▶ What the task requires: Within the records, determine how many lines contain the word "JSON". Your reply must consist of that number only.

Saved data entries:
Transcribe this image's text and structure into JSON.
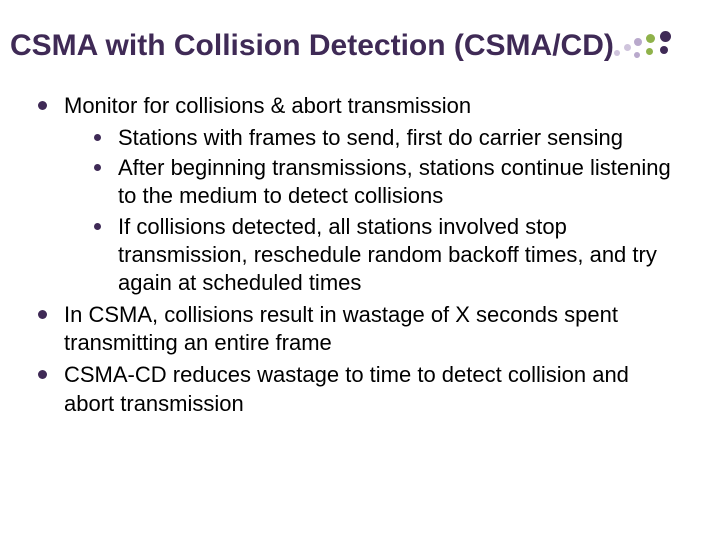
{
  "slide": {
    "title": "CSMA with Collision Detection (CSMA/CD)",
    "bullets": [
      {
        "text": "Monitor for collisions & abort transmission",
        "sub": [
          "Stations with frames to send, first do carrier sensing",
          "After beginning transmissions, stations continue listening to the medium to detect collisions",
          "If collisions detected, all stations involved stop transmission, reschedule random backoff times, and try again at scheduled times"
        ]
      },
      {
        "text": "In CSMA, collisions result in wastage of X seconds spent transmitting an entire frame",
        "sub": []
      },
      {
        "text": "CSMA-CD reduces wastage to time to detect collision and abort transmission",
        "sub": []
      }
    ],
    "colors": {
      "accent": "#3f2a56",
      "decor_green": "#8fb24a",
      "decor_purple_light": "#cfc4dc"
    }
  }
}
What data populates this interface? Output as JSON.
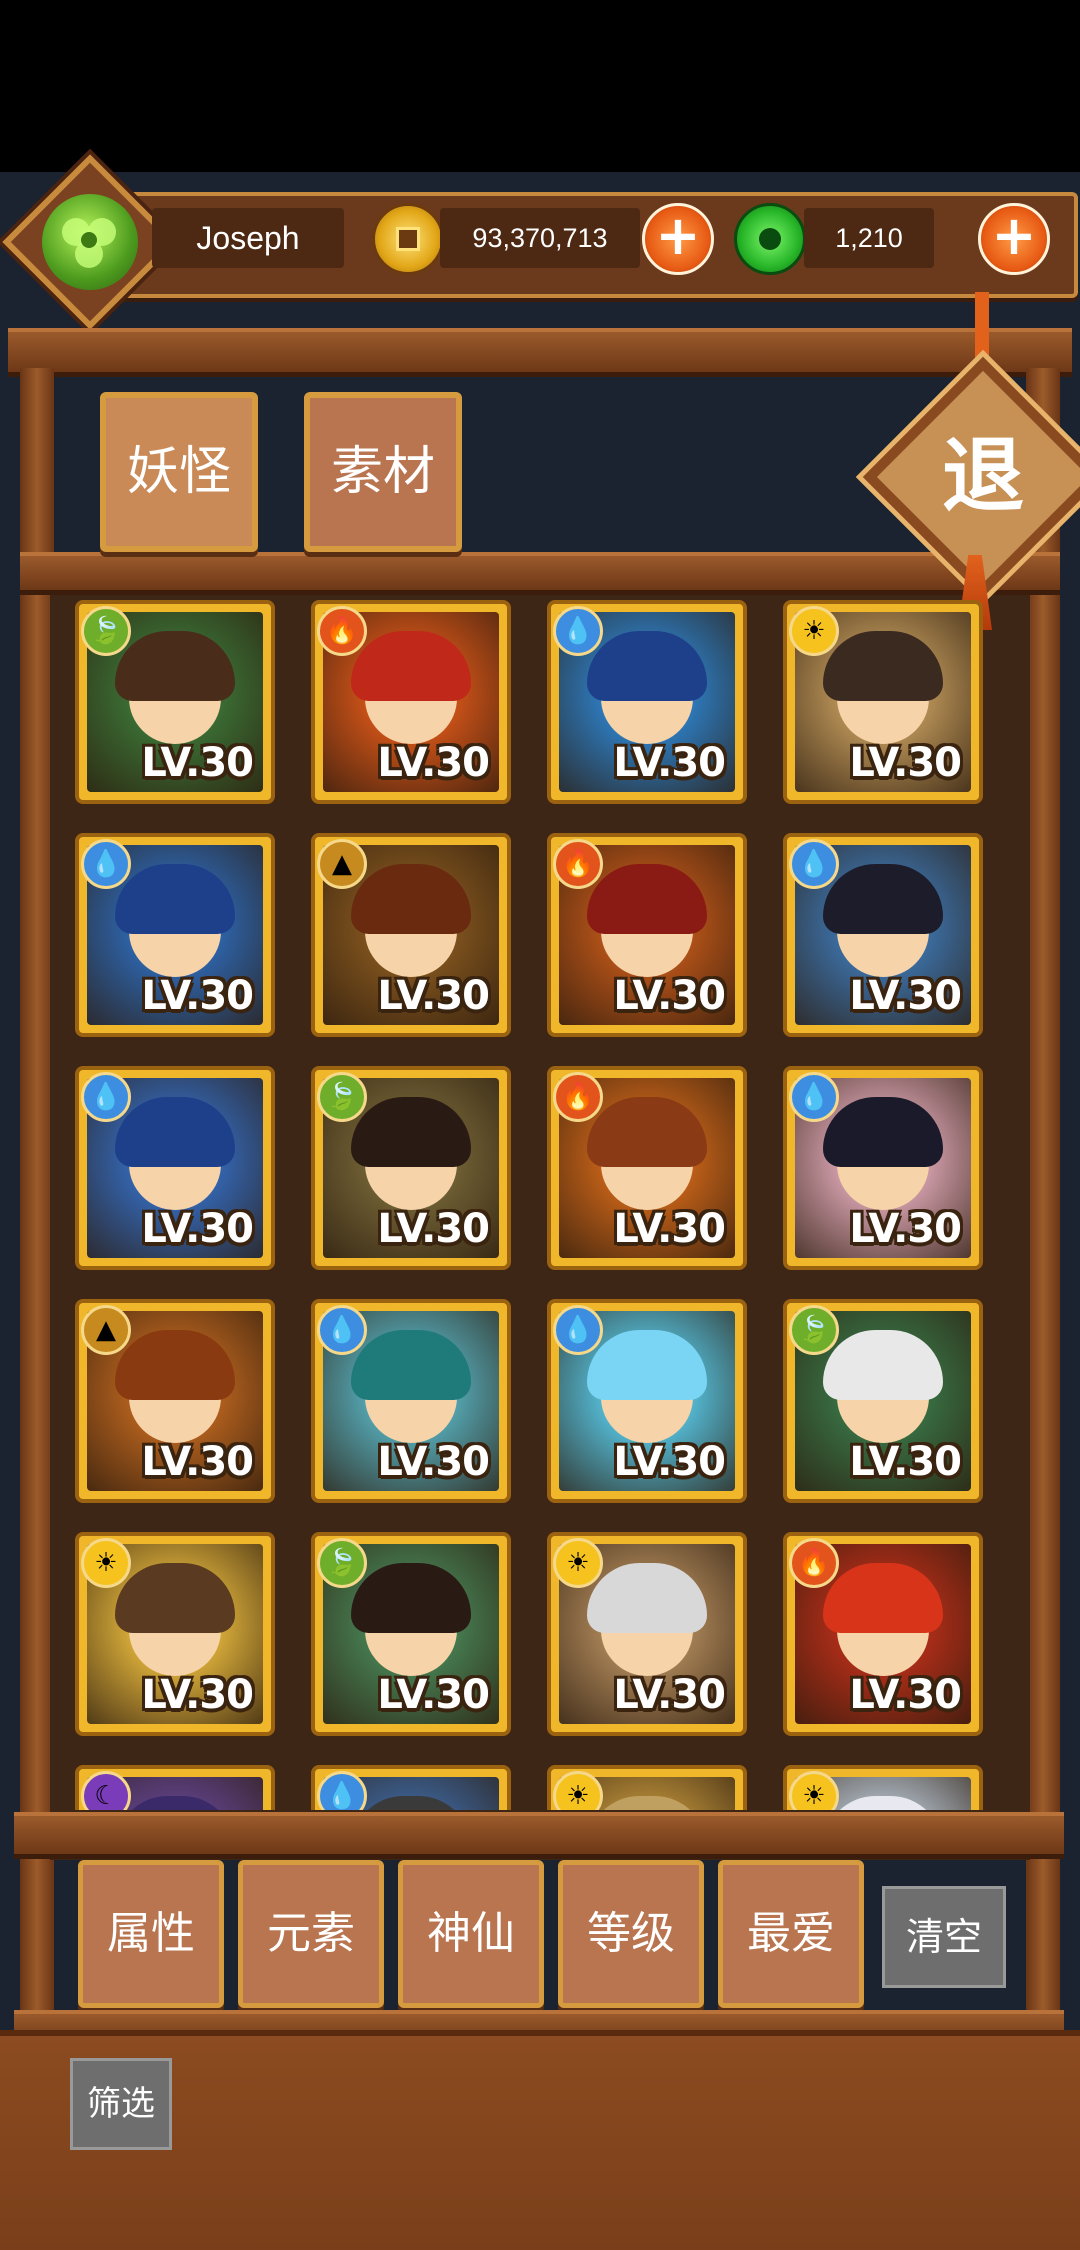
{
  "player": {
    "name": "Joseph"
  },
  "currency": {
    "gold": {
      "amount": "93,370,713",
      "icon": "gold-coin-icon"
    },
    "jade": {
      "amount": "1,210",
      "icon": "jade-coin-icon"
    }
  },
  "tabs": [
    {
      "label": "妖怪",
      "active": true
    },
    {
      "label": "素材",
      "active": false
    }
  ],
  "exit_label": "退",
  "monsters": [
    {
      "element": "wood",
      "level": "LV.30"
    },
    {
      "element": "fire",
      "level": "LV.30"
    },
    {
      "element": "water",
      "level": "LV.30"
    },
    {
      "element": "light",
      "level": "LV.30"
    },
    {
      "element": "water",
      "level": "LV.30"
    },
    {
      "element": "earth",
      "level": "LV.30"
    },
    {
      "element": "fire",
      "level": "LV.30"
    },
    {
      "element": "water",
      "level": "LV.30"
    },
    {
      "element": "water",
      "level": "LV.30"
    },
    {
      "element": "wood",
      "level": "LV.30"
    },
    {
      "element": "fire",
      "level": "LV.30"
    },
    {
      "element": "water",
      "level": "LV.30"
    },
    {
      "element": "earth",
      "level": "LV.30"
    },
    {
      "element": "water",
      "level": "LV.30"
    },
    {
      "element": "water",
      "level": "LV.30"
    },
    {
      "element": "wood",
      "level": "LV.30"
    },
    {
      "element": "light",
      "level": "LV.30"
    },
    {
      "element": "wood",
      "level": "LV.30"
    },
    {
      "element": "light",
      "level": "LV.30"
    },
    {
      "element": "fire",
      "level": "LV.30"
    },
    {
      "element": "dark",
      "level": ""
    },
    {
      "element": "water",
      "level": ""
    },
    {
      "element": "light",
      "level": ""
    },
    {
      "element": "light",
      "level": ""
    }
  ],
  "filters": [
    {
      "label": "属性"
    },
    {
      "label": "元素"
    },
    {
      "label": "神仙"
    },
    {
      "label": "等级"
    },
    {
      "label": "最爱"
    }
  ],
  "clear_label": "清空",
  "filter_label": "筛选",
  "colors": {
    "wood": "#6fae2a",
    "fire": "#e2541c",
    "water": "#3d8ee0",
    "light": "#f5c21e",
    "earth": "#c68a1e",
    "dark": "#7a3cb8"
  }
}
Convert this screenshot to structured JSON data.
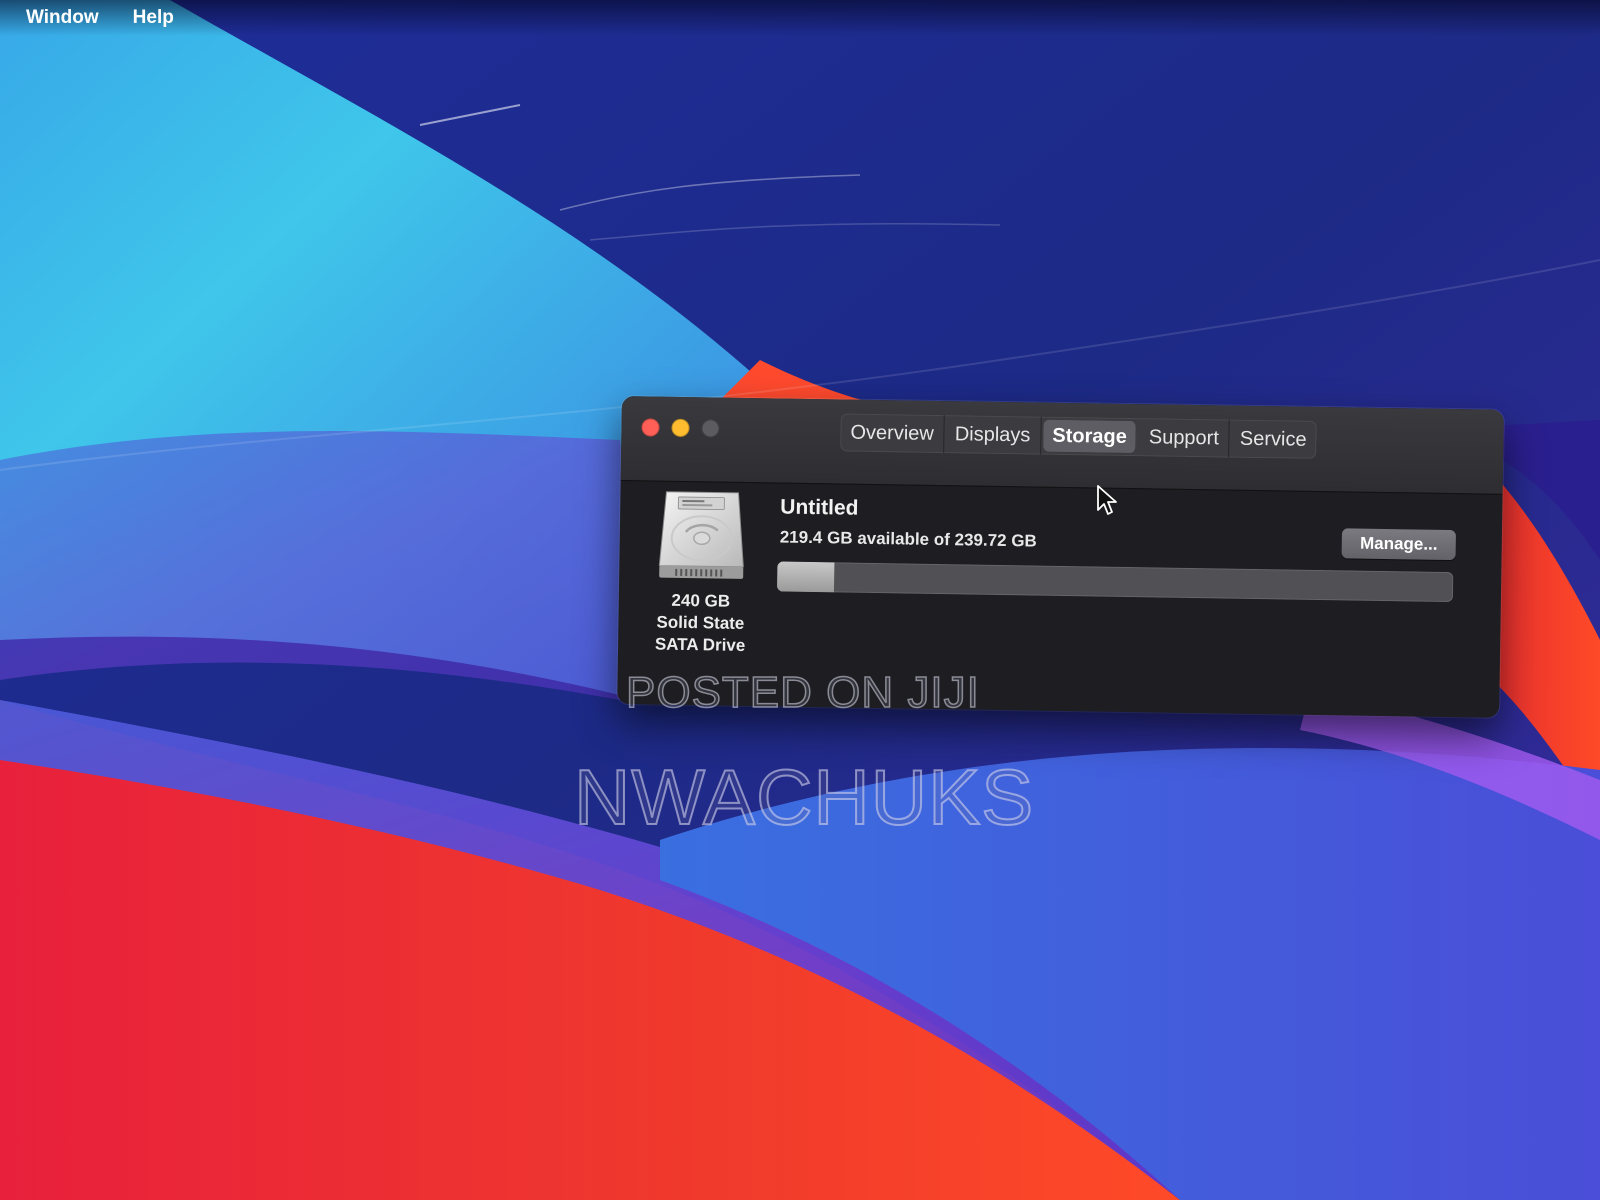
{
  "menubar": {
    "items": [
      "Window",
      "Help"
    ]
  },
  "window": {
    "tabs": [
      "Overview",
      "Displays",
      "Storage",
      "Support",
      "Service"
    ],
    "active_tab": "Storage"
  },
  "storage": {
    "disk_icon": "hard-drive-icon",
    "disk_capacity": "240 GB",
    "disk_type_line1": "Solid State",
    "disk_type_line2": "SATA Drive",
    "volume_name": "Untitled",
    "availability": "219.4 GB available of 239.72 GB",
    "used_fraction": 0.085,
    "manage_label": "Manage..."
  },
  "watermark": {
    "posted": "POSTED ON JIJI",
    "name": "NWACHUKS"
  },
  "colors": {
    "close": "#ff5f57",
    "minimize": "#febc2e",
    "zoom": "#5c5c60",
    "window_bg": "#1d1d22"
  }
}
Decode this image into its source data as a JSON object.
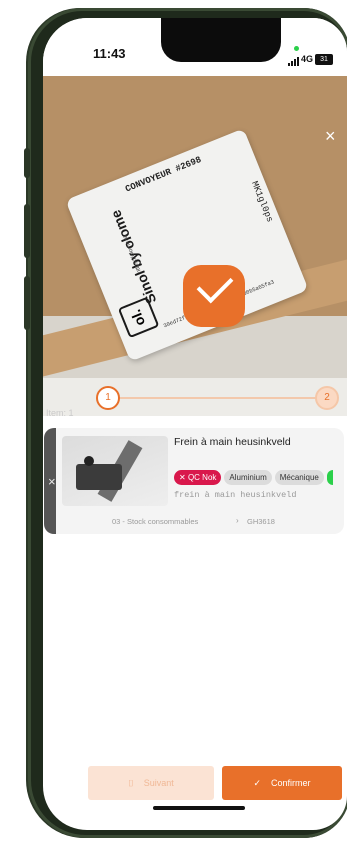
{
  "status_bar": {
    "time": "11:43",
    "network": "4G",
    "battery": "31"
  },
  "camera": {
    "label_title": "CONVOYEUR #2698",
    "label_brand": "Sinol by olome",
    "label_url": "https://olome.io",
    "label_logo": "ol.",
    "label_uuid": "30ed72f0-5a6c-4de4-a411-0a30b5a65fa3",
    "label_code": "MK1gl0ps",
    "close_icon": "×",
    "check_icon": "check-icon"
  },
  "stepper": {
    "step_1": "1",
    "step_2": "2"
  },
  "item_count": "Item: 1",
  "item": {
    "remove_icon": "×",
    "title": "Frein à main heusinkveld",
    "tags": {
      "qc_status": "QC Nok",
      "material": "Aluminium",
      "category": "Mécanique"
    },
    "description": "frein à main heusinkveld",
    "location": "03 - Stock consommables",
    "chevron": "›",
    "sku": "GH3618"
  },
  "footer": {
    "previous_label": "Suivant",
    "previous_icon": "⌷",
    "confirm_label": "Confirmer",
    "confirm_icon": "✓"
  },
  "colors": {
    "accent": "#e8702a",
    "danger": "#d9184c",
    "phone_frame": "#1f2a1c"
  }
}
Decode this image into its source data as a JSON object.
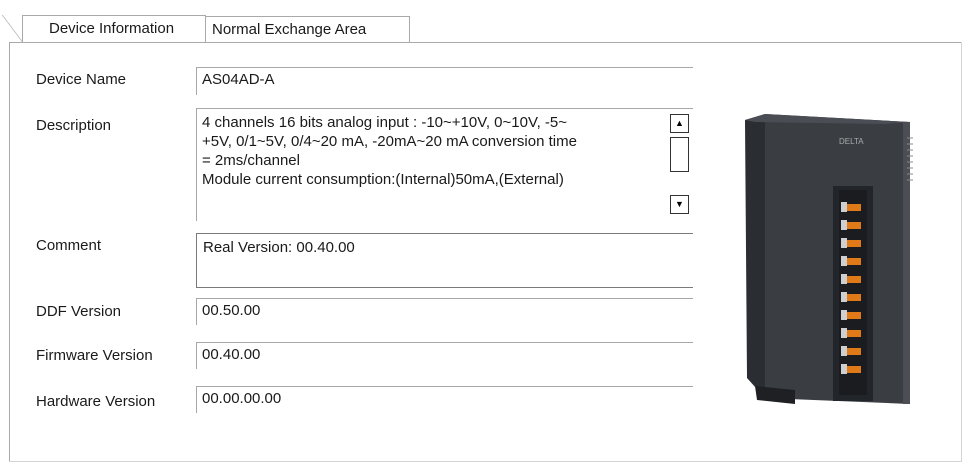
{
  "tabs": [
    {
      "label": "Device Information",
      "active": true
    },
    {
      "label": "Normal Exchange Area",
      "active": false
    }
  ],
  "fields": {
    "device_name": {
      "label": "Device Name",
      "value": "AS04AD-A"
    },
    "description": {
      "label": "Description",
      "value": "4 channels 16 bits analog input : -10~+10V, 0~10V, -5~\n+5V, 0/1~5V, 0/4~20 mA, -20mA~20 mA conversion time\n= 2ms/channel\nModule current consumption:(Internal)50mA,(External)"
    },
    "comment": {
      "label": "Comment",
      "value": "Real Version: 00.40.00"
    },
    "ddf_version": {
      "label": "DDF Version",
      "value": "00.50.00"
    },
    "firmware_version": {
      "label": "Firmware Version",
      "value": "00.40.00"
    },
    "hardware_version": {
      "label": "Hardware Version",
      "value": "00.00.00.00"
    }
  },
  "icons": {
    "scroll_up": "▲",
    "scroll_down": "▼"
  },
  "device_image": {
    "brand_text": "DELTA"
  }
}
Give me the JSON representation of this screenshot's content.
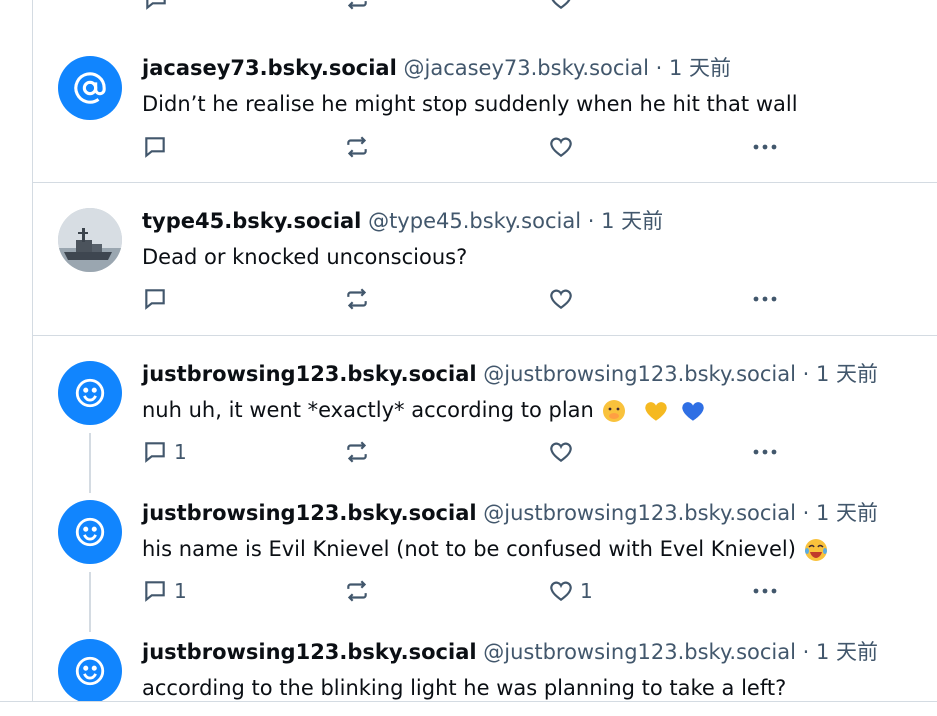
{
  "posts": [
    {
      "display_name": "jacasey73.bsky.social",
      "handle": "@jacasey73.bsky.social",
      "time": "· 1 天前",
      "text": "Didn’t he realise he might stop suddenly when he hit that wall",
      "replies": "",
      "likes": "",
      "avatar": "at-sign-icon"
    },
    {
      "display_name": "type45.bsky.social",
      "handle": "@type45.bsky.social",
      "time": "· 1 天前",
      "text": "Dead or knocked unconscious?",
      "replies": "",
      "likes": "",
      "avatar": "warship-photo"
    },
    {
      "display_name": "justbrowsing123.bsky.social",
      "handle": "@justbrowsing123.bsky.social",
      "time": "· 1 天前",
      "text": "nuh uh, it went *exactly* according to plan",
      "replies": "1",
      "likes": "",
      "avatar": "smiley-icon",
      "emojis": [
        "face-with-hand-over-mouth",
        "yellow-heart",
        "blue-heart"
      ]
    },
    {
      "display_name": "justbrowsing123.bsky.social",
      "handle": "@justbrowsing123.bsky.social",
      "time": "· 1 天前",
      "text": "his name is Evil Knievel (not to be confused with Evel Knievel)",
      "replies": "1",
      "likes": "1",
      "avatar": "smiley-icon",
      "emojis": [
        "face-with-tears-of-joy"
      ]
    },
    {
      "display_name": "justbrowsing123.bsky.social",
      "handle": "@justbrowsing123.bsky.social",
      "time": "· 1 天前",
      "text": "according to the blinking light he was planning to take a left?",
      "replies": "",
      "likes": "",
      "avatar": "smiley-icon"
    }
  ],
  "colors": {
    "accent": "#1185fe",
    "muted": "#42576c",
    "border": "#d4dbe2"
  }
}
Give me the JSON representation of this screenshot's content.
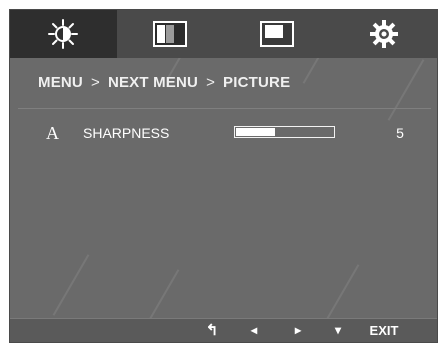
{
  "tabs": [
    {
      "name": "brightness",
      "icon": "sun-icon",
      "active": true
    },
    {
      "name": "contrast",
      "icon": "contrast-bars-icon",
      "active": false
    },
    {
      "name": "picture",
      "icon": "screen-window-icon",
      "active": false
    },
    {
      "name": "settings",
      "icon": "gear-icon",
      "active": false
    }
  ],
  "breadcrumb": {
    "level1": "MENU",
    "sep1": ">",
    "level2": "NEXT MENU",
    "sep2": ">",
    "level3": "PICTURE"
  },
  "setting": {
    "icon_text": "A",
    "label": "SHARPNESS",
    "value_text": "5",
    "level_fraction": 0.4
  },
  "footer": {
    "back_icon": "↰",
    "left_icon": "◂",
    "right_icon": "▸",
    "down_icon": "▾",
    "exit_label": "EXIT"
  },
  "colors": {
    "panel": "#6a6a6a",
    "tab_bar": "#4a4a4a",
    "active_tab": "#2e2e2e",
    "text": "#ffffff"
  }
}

▶ Your response: 7